> ABOUT THIS TASK
The records follow. Give them all back exactly.

> GIVEN RECORDS
-=-=-=-=-

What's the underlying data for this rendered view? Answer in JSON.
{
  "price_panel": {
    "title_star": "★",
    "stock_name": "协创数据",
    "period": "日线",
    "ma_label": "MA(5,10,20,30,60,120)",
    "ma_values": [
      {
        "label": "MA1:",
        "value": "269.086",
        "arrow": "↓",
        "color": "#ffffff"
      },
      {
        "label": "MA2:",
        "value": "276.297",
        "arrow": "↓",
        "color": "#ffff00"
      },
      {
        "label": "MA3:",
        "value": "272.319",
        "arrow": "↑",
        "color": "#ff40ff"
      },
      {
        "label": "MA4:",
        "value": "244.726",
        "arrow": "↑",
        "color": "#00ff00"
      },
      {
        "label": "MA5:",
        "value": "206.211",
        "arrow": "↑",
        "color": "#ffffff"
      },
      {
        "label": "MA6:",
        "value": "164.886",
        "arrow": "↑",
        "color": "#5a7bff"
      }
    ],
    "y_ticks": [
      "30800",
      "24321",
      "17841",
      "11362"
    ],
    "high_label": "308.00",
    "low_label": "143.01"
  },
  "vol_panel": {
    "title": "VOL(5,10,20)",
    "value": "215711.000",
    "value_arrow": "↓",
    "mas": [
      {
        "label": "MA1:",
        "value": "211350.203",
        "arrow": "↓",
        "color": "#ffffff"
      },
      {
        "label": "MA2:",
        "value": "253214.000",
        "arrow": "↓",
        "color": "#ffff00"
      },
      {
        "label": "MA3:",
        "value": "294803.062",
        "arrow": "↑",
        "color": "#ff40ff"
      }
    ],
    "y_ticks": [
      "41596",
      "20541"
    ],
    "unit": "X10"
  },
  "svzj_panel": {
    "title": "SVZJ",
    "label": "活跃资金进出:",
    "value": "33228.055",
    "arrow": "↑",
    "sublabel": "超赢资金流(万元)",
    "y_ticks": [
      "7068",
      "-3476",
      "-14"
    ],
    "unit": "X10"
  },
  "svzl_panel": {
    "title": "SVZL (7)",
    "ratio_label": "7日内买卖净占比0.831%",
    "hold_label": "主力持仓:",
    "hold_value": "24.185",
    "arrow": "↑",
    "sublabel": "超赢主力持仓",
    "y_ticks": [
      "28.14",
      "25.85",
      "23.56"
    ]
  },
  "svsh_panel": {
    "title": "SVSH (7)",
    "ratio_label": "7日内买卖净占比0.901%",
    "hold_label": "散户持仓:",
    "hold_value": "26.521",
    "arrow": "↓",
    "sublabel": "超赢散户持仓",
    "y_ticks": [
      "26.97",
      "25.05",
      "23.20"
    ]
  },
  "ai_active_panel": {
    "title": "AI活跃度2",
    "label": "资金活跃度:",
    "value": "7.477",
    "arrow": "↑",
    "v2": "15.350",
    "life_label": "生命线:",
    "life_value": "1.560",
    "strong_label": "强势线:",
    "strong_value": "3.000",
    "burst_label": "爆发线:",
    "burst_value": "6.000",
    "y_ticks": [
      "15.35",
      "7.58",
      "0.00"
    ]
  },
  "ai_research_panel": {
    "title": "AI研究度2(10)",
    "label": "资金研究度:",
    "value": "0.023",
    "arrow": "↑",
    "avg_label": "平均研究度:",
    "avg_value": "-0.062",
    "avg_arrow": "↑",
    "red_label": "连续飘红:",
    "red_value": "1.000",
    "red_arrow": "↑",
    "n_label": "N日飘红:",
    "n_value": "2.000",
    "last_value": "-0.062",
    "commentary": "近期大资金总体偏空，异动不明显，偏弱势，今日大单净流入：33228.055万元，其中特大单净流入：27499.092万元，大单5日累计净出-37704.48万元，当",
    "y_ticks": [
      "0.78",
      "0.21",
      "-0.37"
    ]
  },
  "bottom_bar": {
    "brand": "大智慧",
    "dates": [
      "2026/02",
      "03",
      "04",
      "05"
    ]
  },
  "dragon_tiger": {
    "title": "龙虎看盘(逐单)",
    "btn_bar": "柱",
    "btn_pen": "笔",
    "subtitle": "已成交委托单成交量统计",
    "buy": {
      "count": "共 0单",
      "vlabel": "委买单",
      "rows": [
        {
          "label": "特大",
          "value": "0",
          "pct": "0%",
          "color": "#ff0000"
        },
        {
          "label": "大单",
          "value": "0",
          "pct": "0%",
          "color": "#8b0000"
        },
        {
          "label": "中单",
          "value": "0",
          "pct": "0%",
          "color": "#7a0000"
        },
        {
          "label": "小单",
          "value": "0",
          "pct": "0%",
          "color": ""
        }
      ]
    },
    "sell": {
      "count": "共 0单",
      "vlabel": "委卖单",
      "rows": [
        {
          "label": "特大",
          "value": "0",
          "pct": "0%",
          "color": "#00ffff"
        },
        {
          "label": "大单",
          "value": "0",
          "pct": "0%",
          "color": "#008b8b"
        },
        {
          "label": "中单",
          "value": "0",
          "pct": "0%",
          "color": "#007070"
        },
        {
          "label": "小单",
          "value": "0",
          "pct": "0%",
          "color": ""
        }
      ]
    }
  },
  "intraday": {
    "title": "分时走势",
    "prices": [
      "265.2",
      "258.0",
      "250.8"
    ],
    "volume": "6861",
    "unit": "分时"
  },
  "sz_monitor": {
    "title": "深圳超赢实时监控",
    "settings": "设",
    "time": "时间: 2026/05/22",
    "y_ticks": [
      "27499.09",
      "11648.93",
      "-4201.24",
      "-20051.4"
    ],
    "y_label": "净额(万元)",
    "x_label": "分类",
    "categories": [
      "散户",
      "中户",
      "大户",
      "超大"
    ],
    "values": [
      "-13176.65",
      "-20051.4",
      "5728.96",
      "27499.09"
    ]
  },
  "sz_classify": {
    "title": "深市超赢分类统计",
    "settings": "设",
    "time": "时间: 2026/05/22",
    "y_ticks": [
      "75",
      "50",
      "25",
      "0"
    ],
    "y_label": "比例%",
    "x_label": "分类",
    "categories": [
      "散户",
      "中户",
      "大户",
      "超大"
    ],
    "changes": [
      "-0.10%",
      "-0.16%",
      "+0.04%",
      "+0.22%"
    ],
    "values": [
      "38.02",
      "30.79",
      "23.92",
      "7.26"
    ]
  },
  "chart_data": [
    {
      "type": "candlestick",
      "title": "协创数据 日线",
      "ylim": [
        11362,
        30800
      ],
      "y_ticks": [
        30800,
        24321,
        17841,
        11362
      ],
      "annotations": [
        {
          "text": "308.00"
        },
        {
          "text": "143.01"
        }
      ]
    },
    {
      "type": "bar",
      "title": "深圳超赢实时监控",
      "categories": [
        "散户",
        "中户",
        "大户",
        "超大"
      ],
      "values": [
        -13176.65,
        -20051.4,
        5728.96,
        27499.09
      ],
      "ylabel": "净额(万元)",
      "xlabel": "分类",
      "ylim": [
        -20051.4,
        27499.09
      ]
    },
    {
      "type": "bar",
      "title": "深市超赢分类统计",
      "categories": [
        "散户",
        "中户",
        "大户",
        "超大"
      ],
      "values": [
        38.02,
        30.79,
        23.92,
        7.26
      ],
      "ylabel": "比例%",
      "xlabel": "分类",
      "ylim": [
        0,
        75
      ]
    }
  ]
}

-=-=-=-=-

> TASK SOLUTION
What's the underlying data for this rendered view? Answer in JSON.
{
  "price_panel": {
    "title_star": "★",
    "stock_name": "协创数据",
    "period": "日线",
    "ma_label": "MA(5,10,20,30,60,120)",
    "ma_values": [
      {
        "label": "MA1:",
        "value": "269.086",
        "arrow": "↓",
        "color": "#ffffff"
      },
      {
        "label": "MA2:",
        "value": "276.297",
        "arrow": "↓",
        "color": "#ffff00"
      },
      {
        "label": "MA3:",
        "value": "272.319",
        "arrow": "↑",
        "color": "#ff40ff"
      },
      {
        "label": "MA4:",
        "value": "244.726",
        "arrow": "↑",
        "color": "#00ff00"
      },
      {
        "label": "MA5:",
        "value": "206.211",
        "arrow": "↑",
        "color": "#ffffff"
      },
      {
        "label": "MA6:",
        "value": "164.886",
        "arrow": "↑",
        "color": "#5a7bff"
      }
    ],
    "y_ticks": [
      "30800",
      "24321",
      "17841",
      "11362"
    ],
    "high_label": "308.00",
    "low_label": "143.01"
  },
  "vol_panel": {
    "title": "VOL(5,10,20)",
    "value": "215711.000",
    "value_arrow": "↓",
    "mas": [
      {
        "label": "MA1:",
        "value": "211350.203",
        "arrow": "↓",
        "color": "#ffffff"
      },
      {
        "label": "MA2:",
        "value": "253214.000",
        "arrow": "↓",
        "color": "#ffff00"
      },
      {
        "label": "MA3:",
        "value": "294803.062",
        "arrow": "↑",
        "color": "#ff40ff"
      }
    ],
    "y_ticks": [
      "41596",
      "20541"
    ],
    "unit": "X10"
  },
  "svzj_panel": {
    "title": "SVZJ",
    "label": "活跃资金进出:",
    "value": "33228.055",
    "arrow": "↑",
    "sublabel": "超赢资金流(万元)",
    "y_ticks": [
      "7068",
      "-3476",
      "-14"
    ],
    "unit": "X10"
  },
  "svzl_panel": {
    "title": "SVZL (7)",
    "ratio_label": "7日内买卖净占比0.831%",
    "hold_label": "主力持仓:",
    "hold_value": "24.185",
    "arrow": "↑",
    "sublabel": "超赢主力持仓",
    "y_ticks": [
      "28.14",
      "25.85",
      "23.56"
    ]
  },
  "svsh_panel": {
    "title": "SVSH (7)",
    "ratio_label": "7日内买卖净占比0.901%",
    "hold_label": "散户持仓:",
    "hold_value": "26.521",
    "arrow": "↓",
    "sublabel": "超赢散户持仓",
    "y_ticks": [
      "26.97",
      "25.05",
      "23.20"
    ]
  },
  "ai_active_panel": {
    "title": "AI活跃度2",
    "label": "资金活跃度:",
    "value": "7.477",
    "arrow": "↑",
    "v2": "15.350",
    "life_label": "生命线:",
    "life_value": "1.560",
    "strong_label": "强势线:",
    "strong_value": "3.000",
    "burst_label": "爆发线:",
    "burst_value": "6.000",
    "y_ticks": [
      "15.35",
      "7.58",
      "0.00"
    ]
  },
  "ai_research_panel": {
    "title": "AI研究度2(10)",
    "label": "资金研究度:",
    "value": "0.023",
    "arrow": "↑",
    "avg_label": "平均研究度:",
    "avg_value": "-0.062",
    "avg_arrow": "↑",
    "red_label": "连续飘红:",
    "red_value": "1.000",
    "red_arrow": "↑",
    "n_label": "N日飘红:",
    "n_value": "2.000",
    "last_value": "-0.062",
    "commentary": "近期大资金总体偏空，异动不明显，偏弱势，今日大单净流入：33228.055万元，其中特大单净流入：27499.092万元，大单5日累计净出-37704.48万元，当",
    "y_ticks": [
      "0.78",
      "0.21",
      "-0.37"
    ]
  },
  "bottom_bar": {
    "brand": "大智慧",
    "dates": [
      "2026/02",
      "03",
      "04",
      "05"
    ]
  },
  "dragon_tiger": {
    "title": "龙虎看盘(逐单)",
    "btn_bar": "柱",
    "btn_pen": "笔",
    "subtitle": "已成交委托单成交量统计",
    "buy": {
      "count": "共 0单",
      "vlabel": "委买单",
      "rows": [
        {
          "label": "特大",
          "value": "0",
          "pct": "0%",
          "color": "#ff0000"
        },
        {
          "label": "大单",
          "value": "0",
          "pct": "0%",
          "color": "#8b0000"
        },
        {
          "label": "中单",
          "value": "0",
          "pct": "0%",
          "color": "#7a0000"
        },
        {
          "label": "小单",
          "value": "0",
          "pct": "0%",
          "color": ""
        }
      ]
    },
    "sell": {
      "count": "共 0单",
      "vlabel": "委卖单",
      "rows": [
        {
          "label": "特大",
          "value": "0",
          "pct": "0%",
          "color": "#00ffff"
        },
        {
          "label": "大单",
          "value": "0",
          "pct": "0%",
          "color": "#008b8b"
        },
        {
          "label": "中单",
          "value": "0",
          "pct": "0%",
          "color": "#007070"
        },
        {
          "label": "小单",
          "value": "0",
          "pct": "0%",
          "color": ""
        }
      ]
    }
  },
  "intraday": {
    "title": "分时走势",
    "prices": [
      "265.2",
      "258.0",
      "250.8"
    ],
    "volume": "6861",
    "unit": "分时"
  },
  "sz_monitor": {
    "title": "深圳超赢实时监控",
    "settings": "设",
    "time": "时间: 2026/05/22",
    "y_ticks": [
      "27499.09",
      "11648.93",
      "-4201.24",
      "-20051.4"
    ],
    "y_label": "净额(万元)",
    "x_label": "分类",
    "categories": [
      "散户",
      "中户",
      "大户",
      "超大"
    ],
    "values": [
      "-13176.65",
      "-20051.4",
      "5728.96",
      "27499.09"
    ]
  },
  "sz_classify": {
    "title": "深市超赢分类统计",
    "settings": "设",
    "time": "时间: 2026/05/22",
    "y_ticks": [
      "75",
      "50",
      "25",
      "0"
    ],
    "y_label": "比例%",
    "x_label": "分类",
    "categories": [
      "散户",
      "中户",
      "大户",
      "超大"
    ],
    "changes": [
      "-0.10%",
      "-0.16%",
      "+0.04%",
      "+0.22%"
    ],
    "values": [
      "38.02",
      "30.79",
      "23.92",
      "7.26"
    ]
  },
  "chart_data": [
    {
      "type": "candlestick",
      "title": "协创数据 日线",
      "ylim": [
        11362,
        30800
      ],
      "y_ticks": [
        30800,
        24321,
        17841,
        11362
      ],
      "annotations": [
        {
          "text": "308.00"
        },
        {
          "text": "143.01"
        }
      ]
    },
    {
      "type": "bar",
      "title": "深圳超赢实时监控",
      "categories": [
        "散户",
        "中户",
        "大户",
        "超大"
      ],
      "values": [
        -13176.65,
        -20051.4,
        5728.96,
        27499.09
      ],
      "ylabel": "净额(万元)",
      "xlabel": "分类",
      "ylim": [
        -20051.4,
        27499.09
      ]
    },
    {
      "type": "bar",
      "title": "深市超赢分类统计",
      "categories": [
        "散户",
        "中户",
        "大户",
        "超大"
      ],
      "values": [
        38.02,
        30.79,
        23.92,
        7.26
      ],
      "ylabel": "比例%",
      "xlabel": "分类",
      "ylim": [
        0,
        75
      ]
    }
  ]
}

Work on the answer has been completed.